"Bryer is in the PICU. He has bi-papp on and is sedated. J and I were in the ER all night last night, 9 hours.  Didn't sleep a wink.  So we got home this morning at 8:30 and slept most of the day.  Last night was grueling.  It's gut wrenching.  It's trauma to the eyes to watch your baby struggling to breathe and so very sick and in pain.  Writhing.  IV's and breathing machines descend upon his body.  I long for him to be healthy and whole.  Safe and sound at home in my arms away from all the trauma that comes his way during an admission.  Bright blazing lights, bustles of nurses, many hands on him, holding him down, sticking his skin, poking for IV's and blood, more holding down for X-rays and scans... bright blazing lights. Cold rooms. Oh Bryer, how I wish you were in my arms freshly bathed and in your jammies. I would be rubbing that curly head of hair and singing you a song.  I'd lay you in your bed with cow and turn on your soothing lullabies with aromatherapy.  HOME.  Safely and healthfully is where I want you to be.  I want to see a smile on your face and a look of familiarity and pleasure….joy and happiness.  Lord, will you bring him back to us?  Can you take from him this grip of sickness and ailment, suffering and struggling.  Lord, please have mercy on my sweet boy.  Restore him.  Restore his mind and body.  May it work in harmony. I need you, Lord. I am weak and worn. I am feeling defeated and saddened. I pray I could feel your presence and strength.  
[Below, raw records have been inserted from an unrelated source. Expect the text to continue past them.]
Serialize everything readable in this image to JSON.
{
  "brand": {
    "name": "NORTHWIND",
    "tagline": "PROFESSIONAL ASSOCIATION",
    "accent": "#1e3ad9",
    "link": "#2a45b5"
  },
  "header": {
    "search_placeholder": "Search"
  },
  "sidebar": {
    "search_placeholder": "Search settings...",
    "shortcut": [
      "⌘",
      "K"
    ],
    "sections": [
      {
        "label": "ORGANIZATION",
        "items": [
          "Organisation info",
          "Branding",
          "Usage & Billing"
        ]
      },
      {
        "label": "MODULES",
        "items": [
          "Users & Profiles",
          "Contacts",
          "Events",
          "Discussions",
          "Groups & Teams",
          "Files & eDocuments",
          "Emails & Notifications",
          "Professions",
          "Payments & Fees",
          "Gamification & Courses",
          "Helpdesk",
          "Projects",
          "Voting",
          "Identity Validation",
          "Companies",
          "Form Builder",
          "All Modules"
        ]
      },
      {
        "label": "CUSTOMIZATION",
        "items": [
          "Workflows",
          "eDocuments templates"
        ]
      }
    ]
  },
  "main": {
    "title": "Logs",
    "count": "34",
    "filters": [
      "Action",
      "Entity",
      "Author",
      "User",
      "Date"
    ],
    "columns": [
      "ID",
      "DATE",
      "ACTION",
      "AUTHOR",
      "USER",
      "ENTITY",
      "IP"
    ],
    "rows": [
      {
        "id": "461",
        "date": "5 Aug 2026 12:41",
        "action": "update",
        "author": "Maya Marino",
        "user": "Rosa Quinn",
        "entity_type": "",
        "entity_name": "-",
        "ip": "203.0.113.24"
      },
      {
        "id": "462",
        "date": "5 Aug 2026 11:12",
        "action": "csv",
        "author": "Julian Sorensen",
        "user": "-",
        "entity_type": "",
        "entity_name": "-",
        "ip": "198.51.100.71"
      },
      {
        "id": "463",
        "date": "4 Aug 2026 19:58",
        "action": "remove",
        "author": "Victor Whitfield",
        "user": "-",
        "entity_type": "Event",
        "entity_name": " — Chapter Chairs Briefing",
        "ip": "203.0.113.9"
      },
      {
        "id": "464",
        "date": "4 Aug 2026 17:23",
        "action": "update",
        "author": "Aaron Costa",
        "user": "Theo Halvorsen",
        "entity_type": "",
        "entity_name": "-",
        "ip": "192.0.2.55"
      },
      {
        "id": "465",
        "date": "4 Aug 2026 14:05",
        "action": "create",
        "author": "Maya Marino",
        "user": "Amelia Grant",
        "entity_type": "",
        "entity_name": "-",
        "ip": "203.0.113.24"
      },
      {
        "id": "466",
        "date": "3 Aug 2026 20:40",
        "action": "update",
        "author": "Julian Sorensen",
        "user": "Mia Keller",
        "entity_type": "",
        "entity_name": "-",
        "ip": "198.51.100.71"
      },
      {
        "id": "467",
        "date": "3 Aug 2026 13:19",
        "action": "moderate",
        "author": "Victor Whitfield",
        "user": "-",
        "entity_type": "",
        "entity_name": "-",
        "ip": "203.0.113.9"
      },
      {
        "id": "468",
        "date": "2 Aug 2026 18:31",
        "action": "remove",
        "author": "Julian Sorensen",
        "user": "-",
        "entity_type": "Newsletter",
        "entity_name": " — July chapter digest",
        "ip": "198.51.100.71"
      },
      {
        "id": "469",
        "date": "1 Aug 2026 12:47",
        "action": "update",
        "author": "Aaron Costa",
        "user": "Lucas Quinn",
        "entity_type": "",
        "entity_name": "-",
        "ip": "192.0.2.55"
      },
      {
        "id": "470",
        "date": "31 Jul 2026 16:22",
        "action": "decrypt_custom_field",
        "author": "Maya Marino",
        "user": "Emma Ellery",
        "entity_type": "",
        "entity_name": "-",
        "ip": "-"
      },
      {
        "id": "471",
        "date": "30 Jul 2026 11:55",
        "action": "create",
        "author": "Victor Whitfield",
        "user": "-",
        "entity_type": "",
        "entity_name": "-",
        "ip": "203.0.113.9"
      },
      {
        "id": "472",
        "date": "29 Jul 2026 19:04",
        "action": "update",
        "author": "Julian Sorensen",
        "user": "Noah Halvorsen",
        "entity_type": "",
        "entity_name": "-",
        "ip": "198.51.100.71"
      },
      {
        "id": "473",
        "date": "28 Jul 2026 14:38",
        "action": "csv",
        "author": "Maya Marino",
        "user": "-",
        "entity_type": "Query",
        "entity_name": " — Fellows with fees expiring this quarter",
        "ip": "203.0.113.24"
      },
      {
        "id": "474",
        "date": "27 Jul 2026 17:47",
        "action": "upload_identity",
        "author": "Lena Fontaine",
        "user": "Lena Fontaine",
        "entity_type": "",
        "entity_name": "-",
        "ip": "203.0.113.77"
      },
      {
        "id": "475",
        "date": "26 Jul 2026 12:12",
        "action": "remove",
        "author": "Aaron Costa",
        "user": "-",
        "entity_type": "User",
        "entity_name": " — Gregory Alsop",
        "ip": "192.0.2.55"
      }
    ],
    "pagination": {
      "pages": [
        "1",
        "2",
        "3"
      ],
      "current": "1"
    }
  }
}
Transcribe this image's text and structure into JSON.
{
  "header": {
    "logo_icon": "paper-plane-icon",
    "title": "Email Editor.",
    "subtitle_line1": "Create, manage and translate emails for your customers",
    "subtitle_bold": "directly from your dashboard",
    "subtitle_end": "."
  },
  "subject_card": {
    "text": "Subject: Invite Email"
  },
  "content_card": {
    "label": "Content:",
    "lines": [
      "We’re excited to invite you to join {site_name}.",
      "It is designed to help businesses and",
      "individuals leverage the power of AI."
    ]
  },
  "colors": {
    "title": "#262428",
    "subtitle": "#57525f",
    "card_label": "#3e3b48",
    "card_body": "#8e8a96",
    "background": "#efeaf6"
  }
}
More importantly Lord…Holy Spirit go to him tonight.  Blanket him with your love and comfort.  Surround him with your peace.  Give him rest and healing.  I pray your will would be mine. That they would be one. May your will be done on earth as it is in heaven. Give me this day, my daily bread. Oh how I need it!"

We shared this entry at Bryer's memorial service because her/our prayer was answered. This part, specifically:

"Oh Bryer, how I wish you were in my arms freshly bathed and in your jammies. I would be rubbing that curly head of hair and singing you a song.  I'd lay you in your bed with cow and turn on your soothing lullabies with aromatherapy.  HOME.  Safely and healthfully is where I want you to be." 

God brought him home to us after that stay in the hospital for 13 weeks, the best of his life. God also answered that prayer again on September 12, 2013. After Bryer took his last breath in Carey's arms, she and her mom were able to bathe him and dress him in his blue footed jammies. Carey then held him, rubbed his thick curly hair and sang him songs. He was HOME.